Report each line of the records below that uses the word "组织形式".

> **Data about app and page elements**:
##############################
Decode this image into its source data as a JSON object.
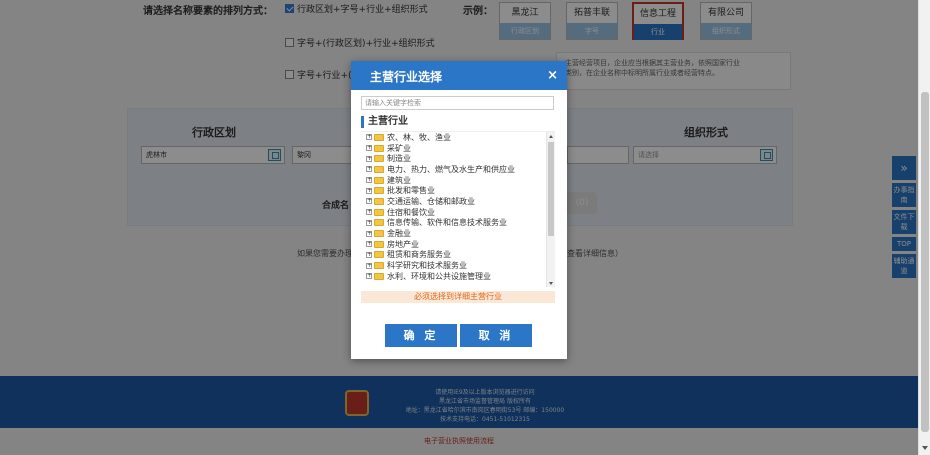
{
  "order": {
    "label": "请选择名称要素的排列方式：",
    "options": [
      {
        "text": "行政区划+字号+行业+组织形式",
        "checked": true
      },
      {
        "text": "字号+(行政区划)+行业+组织形式",
        "checked": false
      },
      {
        "text": "字号+行业+(",
        "checked": false
      }
    ]
  },
  "example": {
    "label": "示例：",
    "boxes": [
      {
        "top": "黑龙江",
        "bottom": "行政区划"
      },
      {
        "top": "拓普丰联",
        "bottom": "字号"
      },
      {
        "top": "信息工程",
        "bottom": "行业"
      },
      {
        "top": "有限公司",
        "bottom": "组织形式"
      }
    ]
  },
  "notice": {
    "line1": "主营经营项目，企业应当根据其主营业务，依照国家行业",
    "line2": "类别，在企业名称中标明所属行业或者经营特点。"
  },
  "form": {
    "col_admin": "行政区划",
    "col_org": "组织形式",
    "admin_value": "虎林市",
    "name_value": "黎冈",
    "org_placeholder": "请选择",
    "combo_label": "合成名",
    "gray_btn": "(0)",
    "info_left": "如果您需要办理",
    "info_right": "查看详细信息）"
  },
  "footer": {
    "line1": "请使用IE9及以上版本浏览器进行访问",
    "line2": "黑龙江省市场监督管理局 版权所有",
    "line3": "地址：黑龙江省哈尔滨市南岗区春明街53号 邮编：150000",
    "line4": "技术支持电话：0451-51012315",
    "bottom_link": "电子营业执照使用流程"
  },
  "side_tools": [
    "办事指南",
    "文件下载",
    "TOP",
    "辅助通道"
  ],
  "modal": {
    "title": "主营行业选择",
    "close": "×",
    "search_placeholder": "请输入关键字检索",
    "section": "主营行业",
    "tree": [
      "农、林、牧、渔业",
      "采矿业",
      "制造业",
      "电力、热力、燃气及水生产和供应业",
      "建筑业",
      "批发和零售业",
      "交通运输、仓储和邮政业",
      "住宿和餐饮业",
      "信息传输、软件和信息技术服务业",
      "金融业",
      "房地产业",
      "租赁和商务服务业",
      "科学研究和技术服务业",
      "水利、环境和公共设施管理业"
    ],
    "hint": "必须选择到详细主营行业",
    "confirm": "确 定",
    "cancel": "取 消"
  },
  "colors": {
    "primary": "#2b76c6",
    "hint_text": "#e06a1b",
    "hint_bg": "#fbe7d6",
    "footer_bg": "#1e5aa6"
  }
}
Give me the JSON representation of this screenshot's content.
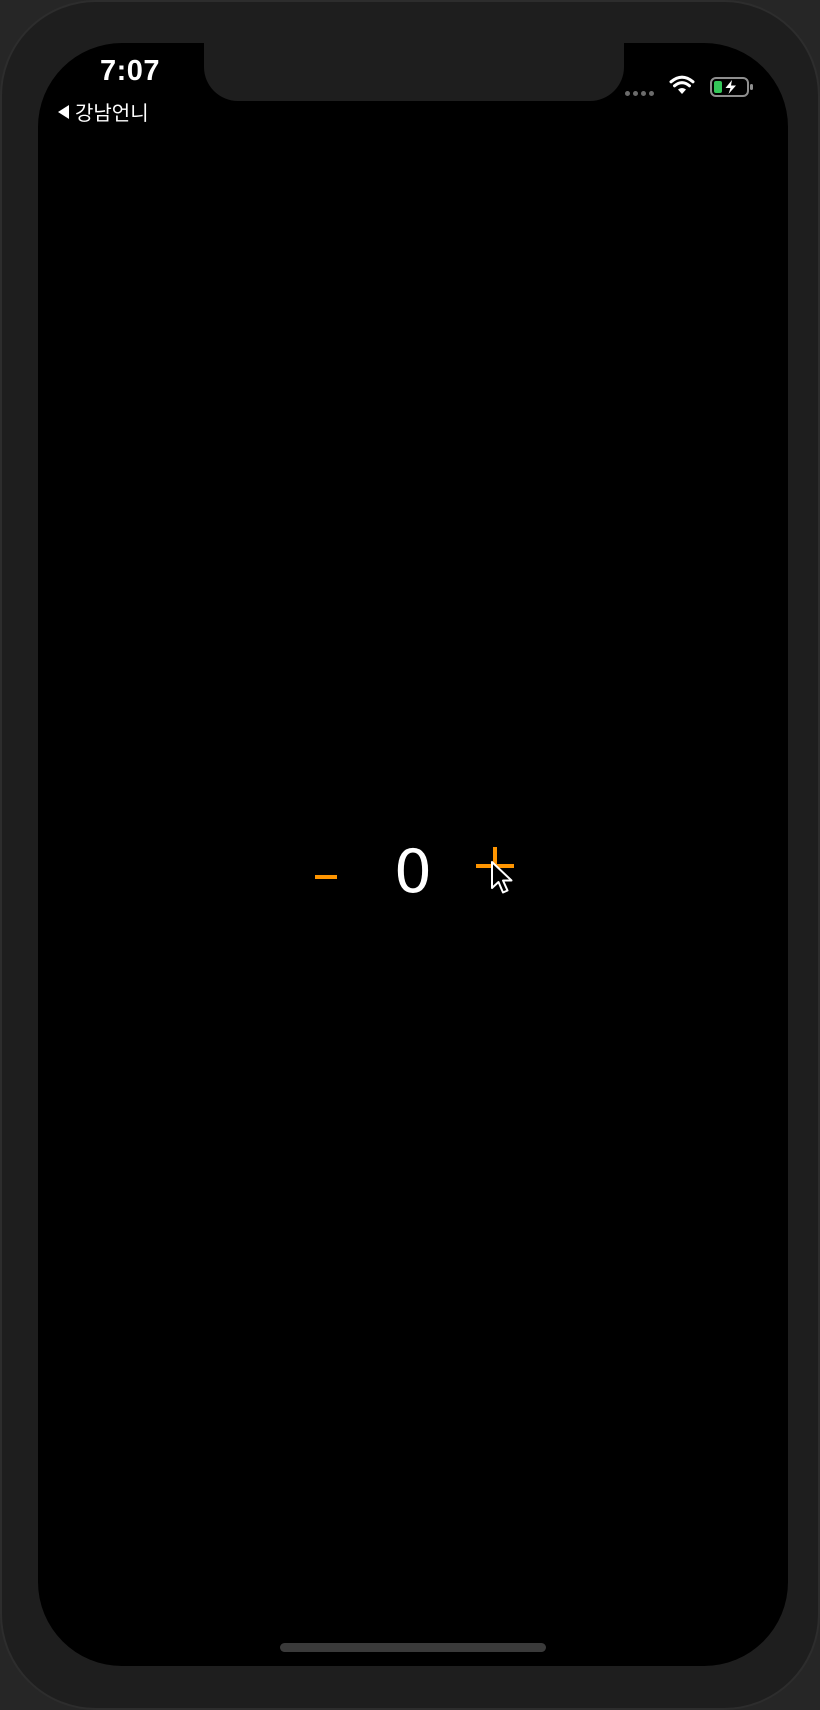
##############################
> **PROBLEM SOLUTION**:
        "text": "行政区划+字号+行业+组织形式",
        "text": "字号+(行政区划)+行业+组织形式",
        "bottom": "组织形式"
    "col_org": "组织形式",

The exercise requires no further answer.